▸ Stored dataset items
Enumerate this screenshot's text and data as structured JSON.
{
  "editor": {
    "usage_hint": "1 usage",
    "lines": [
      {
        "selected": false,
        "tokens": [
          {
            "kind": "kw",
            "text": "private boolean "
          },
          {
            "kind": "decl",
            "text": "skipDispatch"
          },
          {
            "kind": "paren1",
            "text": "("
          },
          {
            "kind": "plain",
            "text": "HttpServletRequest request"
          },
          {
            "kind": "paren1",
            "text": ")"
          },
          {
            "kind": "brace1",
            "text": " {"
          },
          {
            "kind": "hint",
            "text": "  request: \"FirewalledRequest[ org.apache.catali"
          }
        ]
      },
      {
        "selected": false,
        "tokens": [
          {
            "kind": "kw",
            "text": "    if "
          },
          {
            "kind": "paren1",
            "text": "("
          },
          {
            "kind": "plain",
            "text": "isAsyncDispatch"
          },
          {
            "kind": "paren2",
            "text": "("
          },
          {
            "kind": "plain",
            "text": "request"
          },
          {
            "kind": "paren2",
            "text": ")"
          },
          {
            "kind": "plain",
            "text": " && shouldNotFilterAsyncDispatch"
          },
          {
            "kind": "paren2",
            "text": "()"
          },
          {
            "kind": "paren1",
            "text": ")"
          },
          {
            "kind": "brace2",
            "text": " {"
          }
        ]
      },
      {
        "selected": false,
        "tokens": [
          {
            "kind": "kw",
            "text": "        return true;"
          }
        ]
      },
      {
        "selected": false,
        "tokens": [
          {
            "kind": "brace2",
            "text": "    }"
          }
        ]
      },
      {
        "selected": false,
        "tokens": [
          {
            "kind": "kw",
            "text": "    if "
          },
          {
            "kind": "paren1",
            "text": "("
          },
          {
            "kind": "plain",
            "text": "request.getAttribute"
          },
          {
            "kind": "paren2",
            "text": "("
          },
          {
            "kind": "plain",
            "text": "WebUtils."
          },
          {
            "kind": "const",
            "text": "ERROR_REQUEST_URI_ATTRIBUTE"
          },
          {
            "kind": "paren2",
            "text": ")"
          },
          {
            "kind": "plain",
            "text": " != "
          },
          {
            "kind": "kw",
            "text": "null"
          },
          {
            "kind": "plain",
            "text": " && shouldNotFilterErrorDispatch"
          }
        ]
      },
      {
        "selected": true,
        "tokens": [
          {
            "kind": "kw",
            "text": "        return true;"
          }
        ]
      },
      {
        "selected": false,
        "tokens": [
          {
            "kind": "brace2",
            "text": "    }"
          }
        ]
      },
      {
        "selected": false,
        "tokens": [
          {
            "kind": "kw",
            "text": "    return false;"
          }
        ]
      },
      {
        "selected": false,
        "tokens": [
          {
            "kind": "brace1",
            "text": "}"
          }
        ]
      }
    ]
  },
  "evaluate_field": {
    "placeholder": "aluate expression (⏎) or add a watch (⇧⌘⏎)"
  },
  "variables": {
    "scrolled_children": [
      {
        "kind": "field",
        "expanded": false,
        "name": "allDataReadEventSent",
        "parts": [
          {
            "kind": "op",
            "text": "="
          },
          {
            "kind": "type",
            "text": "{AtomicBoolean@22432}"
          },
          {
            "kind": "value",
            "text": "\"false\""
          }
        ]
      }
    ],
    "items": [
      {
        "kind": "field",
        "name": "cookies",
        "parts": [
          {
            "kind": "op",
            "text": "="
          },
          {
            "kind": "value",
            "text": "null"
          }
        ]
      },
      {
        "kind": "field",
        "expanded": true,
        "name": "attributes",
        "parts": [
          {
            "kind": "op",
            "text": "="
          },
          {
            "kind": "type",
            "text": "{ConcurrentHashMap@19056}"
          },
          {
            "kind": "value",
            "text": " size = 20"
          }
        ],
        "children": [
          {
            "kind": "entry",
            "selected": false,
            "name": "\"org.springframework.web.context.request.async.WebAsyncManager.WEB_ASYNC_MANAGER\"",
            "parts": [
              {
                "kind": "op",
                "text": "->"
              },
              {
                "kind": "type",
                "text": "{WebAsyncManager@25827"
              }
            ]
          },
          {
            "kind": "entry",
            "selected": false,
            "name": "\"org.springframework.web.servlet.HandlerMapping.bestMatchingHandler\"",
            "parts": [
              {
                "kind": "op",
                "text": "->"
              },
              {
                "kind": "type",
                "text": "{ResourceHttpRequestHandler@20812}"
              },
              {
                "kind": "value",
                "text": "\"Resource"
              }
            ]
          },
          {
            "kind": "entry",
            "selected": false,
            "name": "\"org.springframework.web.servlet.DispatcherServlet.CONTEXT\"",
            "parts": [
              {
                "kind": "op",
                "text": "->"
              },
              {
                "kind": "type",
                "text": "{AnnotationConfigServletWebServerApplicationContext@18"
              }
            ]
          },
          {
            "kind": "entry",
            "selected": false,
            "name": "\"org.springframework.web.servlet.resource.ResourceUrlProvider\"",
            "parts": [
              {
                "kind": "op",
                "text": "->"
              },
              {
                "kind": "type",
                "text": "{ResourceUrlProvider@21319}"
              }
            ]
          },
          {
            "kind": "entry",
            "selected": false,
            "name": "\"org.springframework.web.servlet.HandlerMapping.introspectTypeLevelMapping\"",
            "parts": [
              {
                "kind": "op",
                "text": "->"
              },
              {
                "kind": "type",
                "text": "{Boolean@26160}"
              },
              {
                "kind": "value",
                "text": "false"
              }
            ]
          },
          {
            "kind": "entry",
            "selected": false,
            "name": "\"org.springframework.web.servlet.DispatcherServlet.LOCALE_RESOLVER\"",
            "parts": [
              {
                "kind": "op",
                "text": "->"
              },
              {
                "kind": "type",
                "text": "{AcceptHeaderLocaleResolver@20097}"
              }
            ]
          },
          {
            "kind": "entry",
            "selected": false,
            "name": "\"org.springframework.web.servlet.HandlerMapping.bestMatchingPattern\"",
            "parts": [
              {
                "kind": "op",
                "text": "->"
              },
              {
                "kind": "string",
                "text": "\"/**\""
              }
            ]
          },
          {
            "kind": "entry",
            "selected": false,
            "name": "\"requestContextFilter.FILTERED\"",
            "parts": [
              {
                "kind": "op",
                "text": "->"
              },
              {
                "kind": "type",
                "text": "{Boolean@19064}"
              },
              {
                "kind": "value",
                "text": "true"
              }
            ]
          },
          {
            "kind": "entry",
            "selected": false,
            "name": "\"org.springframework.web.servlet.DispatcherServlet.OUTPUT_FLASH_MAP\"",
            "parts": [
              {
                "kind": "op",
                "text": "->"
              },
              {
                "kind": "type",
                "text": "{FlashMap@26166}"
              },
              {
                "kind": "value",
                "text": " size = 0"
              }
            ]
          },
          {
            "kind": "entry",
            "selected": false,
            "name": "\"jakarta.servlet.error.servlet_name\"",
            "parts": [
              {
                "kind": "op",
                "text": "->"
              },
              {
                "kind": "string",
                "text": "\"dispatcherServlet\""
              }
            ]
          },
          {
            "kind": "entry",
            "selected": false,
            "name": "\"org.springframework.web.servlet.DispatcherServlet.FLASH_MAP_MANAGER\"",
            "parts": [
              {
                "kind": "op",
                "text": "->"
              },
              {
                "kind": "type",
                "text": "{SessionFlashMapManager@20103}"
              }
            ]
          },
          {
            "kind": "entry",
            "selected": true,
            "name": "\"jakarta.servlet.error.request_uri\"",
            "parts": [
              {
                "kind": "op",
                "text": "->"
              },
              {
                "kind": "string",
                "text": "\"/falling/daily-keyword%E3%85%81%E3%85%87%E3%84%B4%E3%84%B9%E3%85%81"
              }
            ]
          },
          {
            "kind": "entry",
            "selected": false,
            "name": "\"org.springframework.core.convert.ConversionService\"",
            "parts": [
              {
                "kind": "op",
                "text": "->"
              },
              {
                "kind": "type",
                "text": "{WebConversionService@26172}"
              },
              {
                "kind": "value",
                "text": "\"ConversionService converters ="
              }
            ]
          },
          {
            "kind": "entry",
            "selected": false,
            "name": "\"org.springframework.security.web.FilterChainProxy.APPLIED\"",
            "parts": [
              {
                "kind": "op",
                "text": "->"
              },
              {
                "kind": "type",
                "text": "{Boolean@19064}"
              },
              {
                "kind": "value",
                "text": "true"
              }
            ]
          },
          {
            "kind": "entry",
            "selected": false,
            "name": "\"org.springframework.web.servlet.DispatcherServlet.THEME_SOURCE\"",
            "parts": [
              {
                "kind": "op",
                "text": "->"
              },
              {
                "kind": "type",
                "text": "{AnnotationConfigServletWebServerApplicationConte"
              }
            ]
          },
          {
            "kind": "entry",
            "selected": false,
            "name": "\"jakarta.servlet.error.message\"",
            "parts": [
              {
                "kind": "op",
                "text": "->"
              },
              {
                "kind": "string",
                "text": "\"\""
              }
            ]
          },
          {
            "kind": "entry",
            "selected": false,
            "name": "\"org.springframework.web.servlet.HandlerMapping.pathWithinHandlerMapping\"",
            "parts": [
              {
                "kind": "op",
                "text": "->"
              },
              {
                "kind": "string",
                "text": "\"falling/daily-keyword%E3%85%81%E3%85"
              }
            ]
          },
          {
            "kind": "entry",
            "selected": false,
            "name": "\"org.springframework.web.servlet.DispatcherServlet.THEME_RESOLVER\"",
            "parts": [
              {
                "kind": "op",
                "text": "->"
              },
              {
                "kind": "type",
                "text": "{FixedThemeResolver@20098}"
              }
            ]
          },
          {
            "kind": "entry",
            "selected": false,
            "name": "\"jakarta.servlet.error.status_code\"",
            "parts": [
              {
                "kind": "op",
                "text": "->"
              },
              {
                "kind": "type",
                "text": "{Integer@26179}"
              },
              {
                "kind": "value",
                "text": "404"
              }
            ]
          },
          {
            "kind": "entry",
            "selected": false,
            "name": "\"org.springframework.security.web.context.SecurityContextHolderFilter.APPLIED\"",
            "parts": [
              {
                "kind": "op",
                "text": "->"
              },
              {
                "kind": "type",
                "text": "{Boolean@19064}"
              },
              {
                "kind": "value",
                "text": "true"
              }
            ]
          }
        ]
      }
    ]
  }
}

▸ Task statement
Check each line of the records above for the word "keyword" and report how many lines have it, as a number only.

▸ Expected answer
2